Problem statement:
Copy each line containing the word "Bevel" from the records that follow, please.

BEGIN

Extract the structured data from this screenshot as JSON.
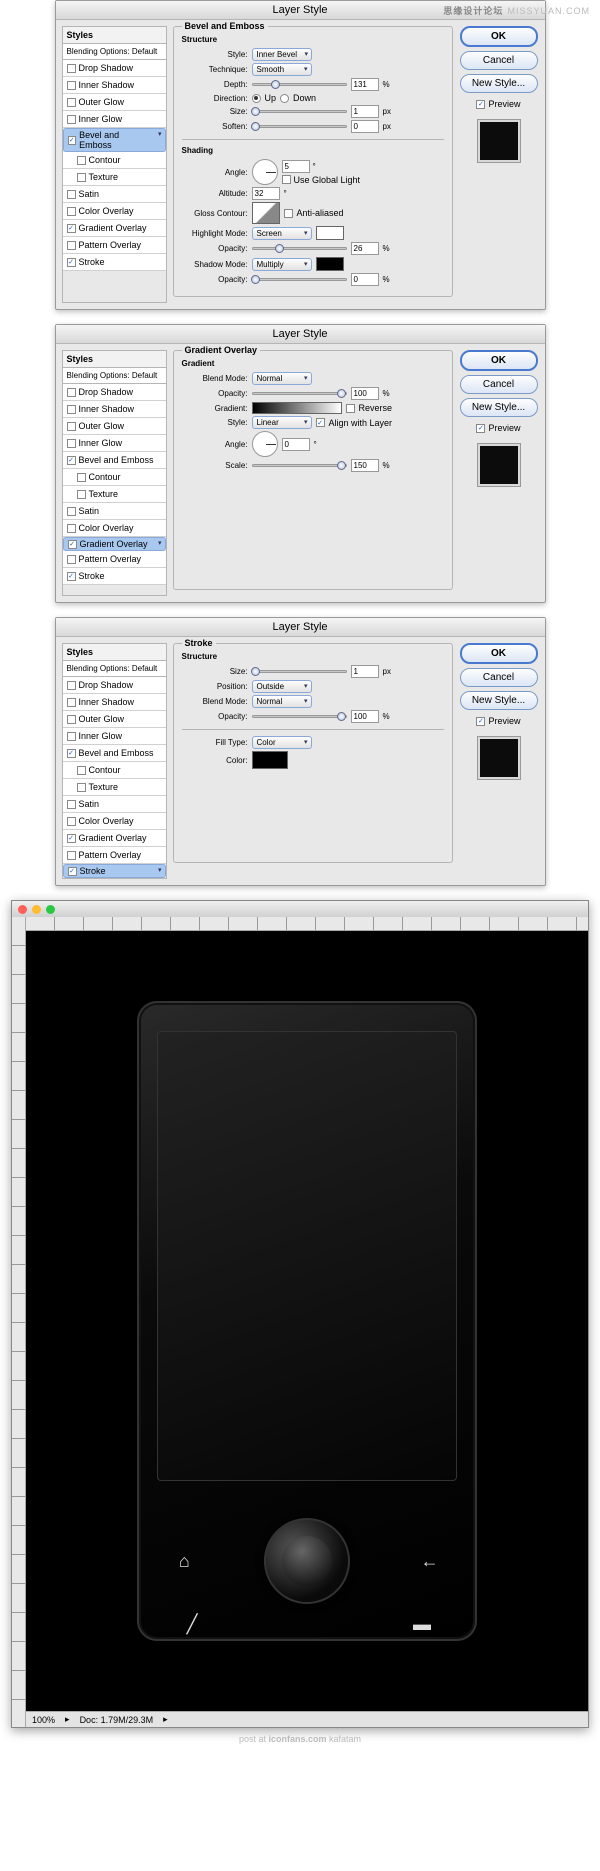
{
  "watermark": {
    "a": "思缘设计论坛",
    "b": "MISSYUAN.COM"
  },
  "common": {
    "title": "Layer Style",
    "styles_head": "Styles",
    "blending_opts": "Blending Options: Default",
    "ok": "OK",
    "cancel": "Cancel",
    "new_style": "New Style...",
    "preview": "Preview"
  },
  "effects": {
    "drop_shadow": "Drop Shadow",
    "inner_shadow": "Inner Shadow",
    "outer_glow": "Outer Glow",
    "inner_glow": "Inner Glow",
    "bevel_emboss": "Bevel and Emboss",
    "contour": "Contour",
    "texture": "Texture",
    "satin": "Satin",
    "color_overlay": "Color Overlay",
    "gradient_overlay": "Gradient Overlay",
    "pattern_overlay": "Pattern Overlay",
    "stroke": "Stroke"
  },
  "d1": {
    "group": "Bevel and Emboss",
    "structure": "Structure",
    "style_lbl": "Style:",
    "style_val": "Inner Bevel",
    "technique_lbl": "Technique:",
    "technique_val": "Smooth",
    "depth_lbl": "Depth:",
    "depth_val": "131",
    "pct": "%",
    "direction_lbl": "Direction:",
    "up": "Up",
    "down": "Down",
    "size_lbl": "Size:",
    "size_val": "1",
    "px": "px",
    "soften_lbl": "Soften:",
    "soften_val": "0",
    "shading": "Shading",
    "angle_lbl": "Angle:",
    "angle_val": "5",
    "global_light": "Use Global Light",
    "altitude_lbl": "Altitude:",
    "altitude_val": "32",
    "gloss_lbl": "Gloss Contour:",
    "antialias": "Anti-aliased",
    "hmode_lbl": "Highlight Mode:",
    "hmode_val": "Screen",
    "opacity_lbl": "Opacity:",
    "hopacity_val": "26",
    "smode_lbl": "Shadow Mode:",
    "smode_val": "Multiply",
    "sopacity_val": "0"
  },
  "d2": {
    "group": "Gradient Overlay",
    "gradient_head": "Gradient",
    "blend_lbl": "Blend Mode:",
    "blend_val": "Normal",
    "opacity_lbl": "Opacity:",
    "opacity_val": "100",
    "pct": "%",
    "gradient_lbl": "Gradient:",
    "reverse": "Reverse",
    "style_lbl": "Style:",
    "style_val": "Linear",
    "align": "Align with Layer",
    "angle_lbl": "Angle:",
    "angle_val": "0",
    "scale_lbl": "Scale:",
    "scale_val": "150"
  },
  "d3": {
    "group": "Stroke",
    "structure": "Structure",
    "size_lbl": "Size:",
    "size_val": "1",
    "px": "px",
    "position_lbl": "Position:",
    "position_val": "Outside",
    "blend_lbl": "Blend Mode:",
    "blend_val": "Normal",
    "opacity_lbl": "Opacity:",
    "opacity_val": "100",
    "pct": "%",
    "fill_lbl": "Fill Type:",
    "fill_val": "Color",
    "color_lbl": "Color:"
  },
  "ps": {
    "zoom": "100%",
    "doc": "Doc: 1.79M/29.3M"
  },
  "credit": {
    "a": "post at",
    "b": "iconfans.com",
    "c": "kafatam"
  }
}
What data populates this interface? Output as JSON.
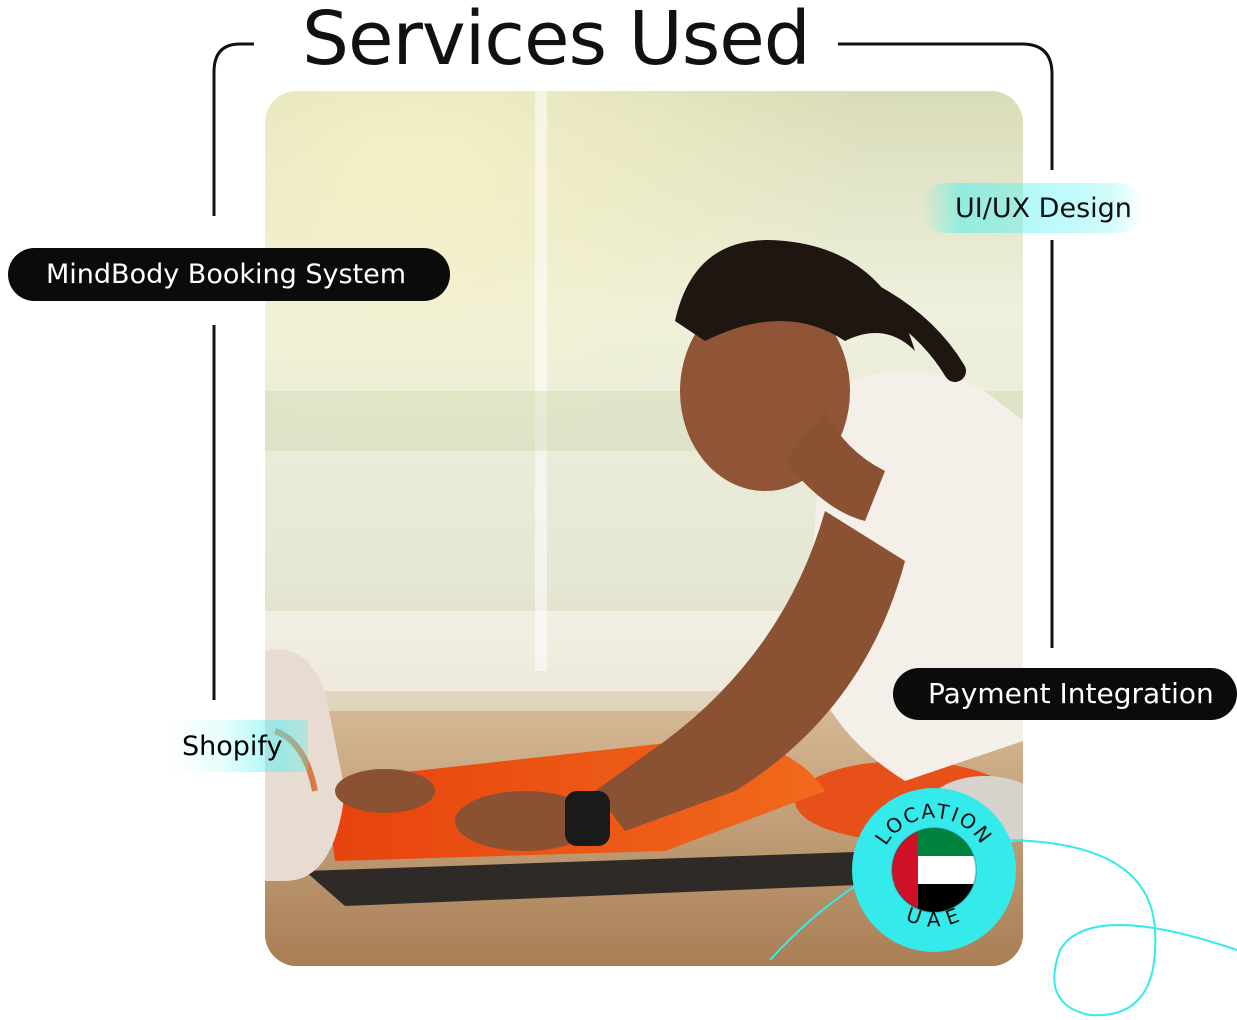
{
  "title": "Services Used",
  "services": {
    "mindbody": "MindBody Booking System",
    "uiux": "UI/UX Design",
    "payment": "Payment Integration",
    "shopify": "Shopify"
  },
  "location_badge": {
    "top_text": "LOCATION",
    "bottom_text": "UAE",
    "flag_icon": "uae-flag-icon"
  },
  "colors": {
    "accent_cyan": "#34eaea",
    "pill_dark": "#0b0b0b",
    "flag_green": "#00843d",
    "flag_red": "#ce1126",
    "flag_black": "#000000"
  }
}
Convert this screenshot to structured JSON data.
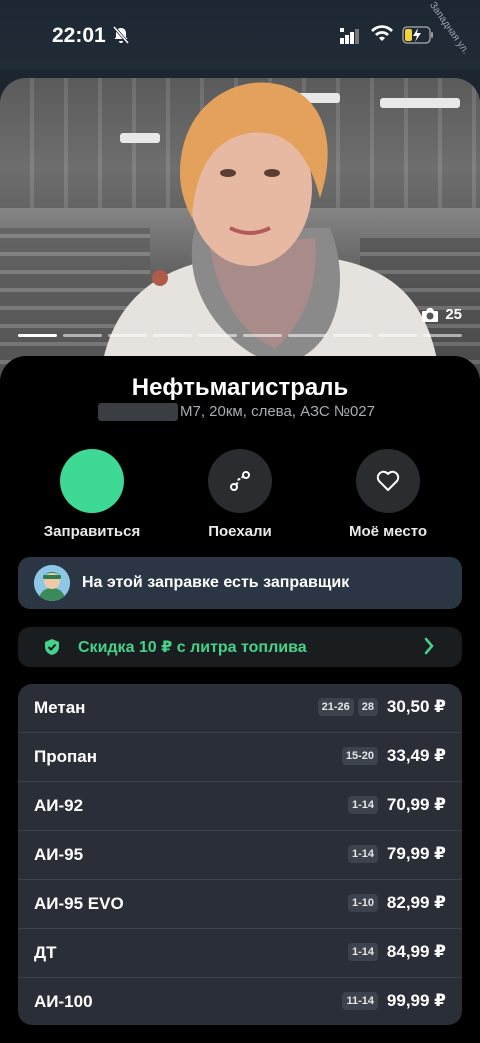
{
  "status": {
    "time": "22:01",
    "map_label": "Западная ул."
  },
  "photo": {
    "count": "25",
    "dots": 10
  },
  "station": {
    "name": "Нефтьмагистраль",
    "address": "М7, 20км, слева, АЗС №027"
  },
  "actions": [
    {
      "label": "Заправиться"
    },
    {
      "label": "Поехали"
    },
    {
      "label": "Моё место"
    }
  ],
  "attendant": {
    "text": "На этой заправке есть заправщик"
  },
  "discount": {
    "text": "Скидка 10 ₽ с литра топлива"
  },
  "fuels": [
    {
      "name": "Метан",
      "badges": [
        "21-26",
        "28"
      ],
      "price": "30,50 ₽"
    },
    {
      "name": "Пропан",
      "badges": [
        "15-20"
      ],
      "price": "33,49 ₽"
    },
    {
      "name": "АИ-92",
      "badges": [
        "1-14"
      ],
      "price": "70,99 ₽"
    },
    {
      "name": "АИ-95",
      "badges": [
        "1-14"
      ],
      "price": "79,99 ₽"
    },
    {
      "name": "АИ-95 EVO",
      "badges": [
        "1-10"
      ],
      "price": "82,99 ₽"
    },
    {
      "name": "ДТ",
      "badges": [
        "1-14"
      ],
      "price": "84,99 ₽"
    },
    {
      "name": "АИ-100",
      "badges": [
        "11-14"
      ],
      "price": "99,99 ₽"
    }
  ],
  "colors": {
    "accent_green": "#3dd995",
    "discount_green": "#45d28a",
    "sheet": "#000000"
  }
}
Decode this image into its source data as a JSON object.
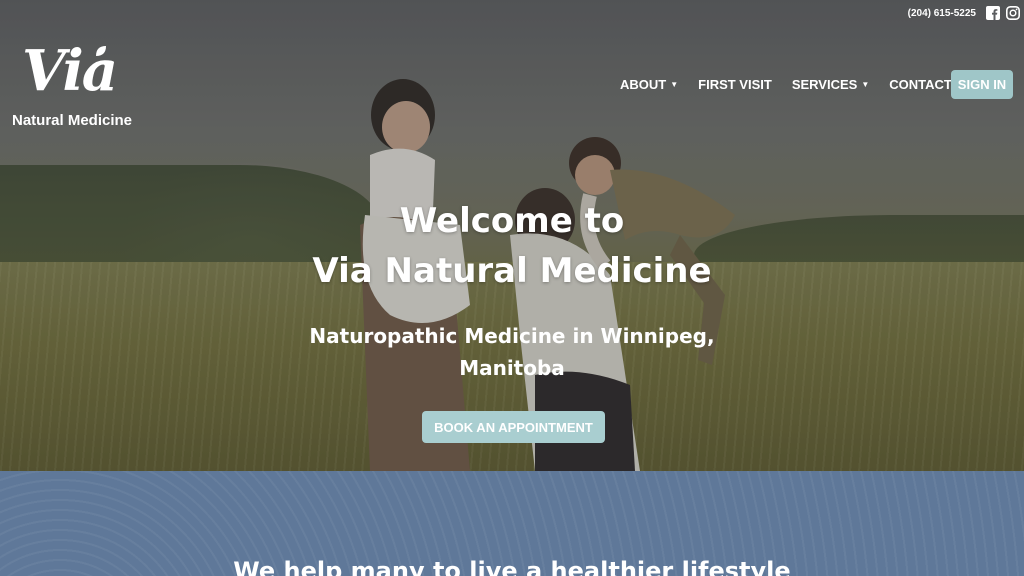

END

Answer section:
    "bevel_emboss": "Bevel and Emboss",
    "group": "Bevel and Emboss",
    "style_val": "Inner Bevel",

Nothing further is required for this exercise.